GULFPORT, Fla. — Tropical Storm Eta may be out of Florida but the clean-up is far from it.
In Gulfport, sailboats took a beating, and business owners continue to work to fix the mess Eta left behind.
On Thursday, spectators were spotted taking pictures and pointing at an unusual sight. At least seven boats were beached off the Boca Ciega Bay.
There were three beached sailboats found along the Gulfport Casino. One of them came near the building and another rammed into the seawall damaging the metal railing.
Paul Cummings started his morning on Facebook Live catching up with fellow stroke survivors. A few of his viewers were the first to catch a glimpse of something not normal outside his home. Cummings then discovered a sailboat beached in his yard and snapped a picture.
“I felt like I was back in New Orleans. I lived through Hurricane Katrina and this was so reminiscent of that because of the wind, the rain — washed up a lot of debris. It was scary," he said.
Mike Jackson owns Paw Paws of Gulfport, a pet supply store. Jackson worked diligently before the storm hit. He packed sandbags and lined the front entrance to his shop with sealant.
By 11 p.m. on Wednesday Jackson felt so much unease, he left home and waded the storm waters to check on his business. He recorded his journey on video and when he came to his shop he was stunned.
“My heart fell in the ground. I couldn’t believe what I was seeing. I was expecting some minor flooding with the high tide but it was crazy. I couldn’t believe the amount of water that was here so quickly," he said.
Jackson has been at work since 5 a.m. on Thursday cleaning up the damage. He estimates it'll cost him upwards of $3,500 to replace the waterlogged flooring and lighting.
Despite the heartbreaking day of work to fix Eta's damage, Jackson is finishing the day with a full heart. He calls his community "Gulfport Strong."
Jackson was touched to see neighbors and fellow small business owners donating time and equipment to help each other dry out.
"2020 has been nuts," he said. "It’s unbelievable what it keeps throwing at us but we are strong we’ll get through it.”
Nick Calitri rode out the storm inside his boat with his pet parrot named Yoshi.
“All night, rolling and pitching and rolling and pitching," he described.
His family and friends kept calling him worried he was in danger.
“I was concerned that I would be floating in the water with my parrot clutched to my chest," he laughed, and acknowledged he was scared to the point he couldn't sleep. "And being that I was over there [in the water] I would float all the way across the Bay. I was like 'this is going to be some story if it did happen’ but thank God it didn’t happen.”
When the waves got too choppy for comfort he slipped on his life jacket and kept it on until the storm passed.
"This morning when I woke and it started getting clear and I looked at boats... the little boat that was anchored next to me actually sunk," he said.

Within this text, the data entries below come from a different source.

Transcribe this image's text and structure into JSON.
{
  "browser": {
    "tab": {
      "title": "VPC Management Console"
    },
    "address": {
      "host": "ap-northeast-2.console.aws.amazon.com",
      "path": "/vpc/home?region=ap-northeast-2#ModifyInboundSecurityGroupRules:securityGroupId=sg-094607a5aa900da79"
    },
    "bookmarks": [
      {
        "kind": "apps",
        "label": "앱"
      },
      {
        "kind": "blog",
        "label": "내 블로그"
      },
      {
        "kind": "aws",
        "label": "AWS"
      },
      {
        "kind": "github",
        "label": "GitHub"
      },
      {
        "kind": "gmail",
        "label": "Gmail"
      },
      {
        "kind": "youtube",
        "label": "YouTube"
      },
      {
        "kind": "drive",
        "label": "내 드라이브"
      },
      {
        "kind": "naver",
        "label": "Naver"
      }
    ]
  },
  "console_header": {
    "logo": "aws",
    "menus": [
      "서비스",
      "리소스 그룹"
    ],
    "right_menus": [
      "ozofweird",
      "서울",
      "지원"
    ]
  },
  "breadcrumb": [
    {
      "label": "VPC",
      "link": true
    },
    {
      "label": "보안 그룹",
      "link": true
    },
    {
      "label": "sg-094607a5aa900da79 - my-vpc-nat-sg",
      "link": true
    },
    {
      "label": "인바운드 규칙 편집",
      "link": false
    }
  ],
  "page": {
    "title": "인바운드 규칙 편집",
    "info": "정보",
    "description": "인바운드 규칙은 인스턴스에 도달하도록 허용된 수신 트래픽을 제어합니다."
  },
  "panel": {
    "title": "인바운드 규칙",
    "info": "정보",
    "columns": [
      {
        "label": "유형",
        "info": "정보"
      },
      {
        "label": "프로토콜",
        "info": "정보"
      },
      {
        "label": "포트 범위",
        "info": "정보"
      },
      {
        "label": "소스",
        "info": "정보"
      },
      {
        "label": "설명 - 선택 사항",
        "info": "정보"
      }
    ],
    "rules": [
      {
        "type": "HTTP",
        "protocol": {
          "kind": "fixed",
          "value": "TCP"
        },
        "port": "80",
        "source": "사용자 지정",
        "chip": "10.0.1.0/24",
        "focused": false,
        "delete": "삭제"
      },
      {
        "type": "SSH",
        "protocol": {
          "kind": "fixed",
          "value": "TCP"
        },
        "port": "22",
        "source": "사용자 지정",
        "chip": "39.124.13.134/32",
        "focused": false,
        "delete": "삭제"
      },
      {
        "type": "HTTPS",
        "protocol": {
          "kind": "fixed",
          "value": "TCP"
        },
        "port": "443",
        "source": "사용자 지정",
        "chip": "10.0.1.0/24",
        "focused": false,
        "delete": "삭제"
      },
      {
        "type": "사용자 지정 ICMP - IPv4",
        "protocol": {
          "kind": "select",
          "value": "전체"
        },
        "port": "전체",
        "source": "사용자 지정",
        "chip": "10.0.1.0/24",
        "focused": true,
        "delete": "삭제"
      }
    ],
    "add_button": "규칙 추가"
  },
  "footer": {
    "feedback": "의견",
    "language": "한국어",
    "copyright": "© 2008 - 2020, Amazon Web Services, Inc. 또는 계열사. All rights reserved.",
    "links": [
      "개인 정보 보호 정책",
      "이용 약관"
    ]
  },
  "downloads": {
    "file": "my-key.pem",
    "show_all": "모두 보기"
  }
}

Staff from Red Cross surveyed the aftermath on Thursday and told ABC Action News they are particularly interested in finding boat owners who live on their boats and may be in need of food and shelter.
ABC Action News found the owner of one of the beached boats who says she hopes insurance will help ease this headache left behind by Eta.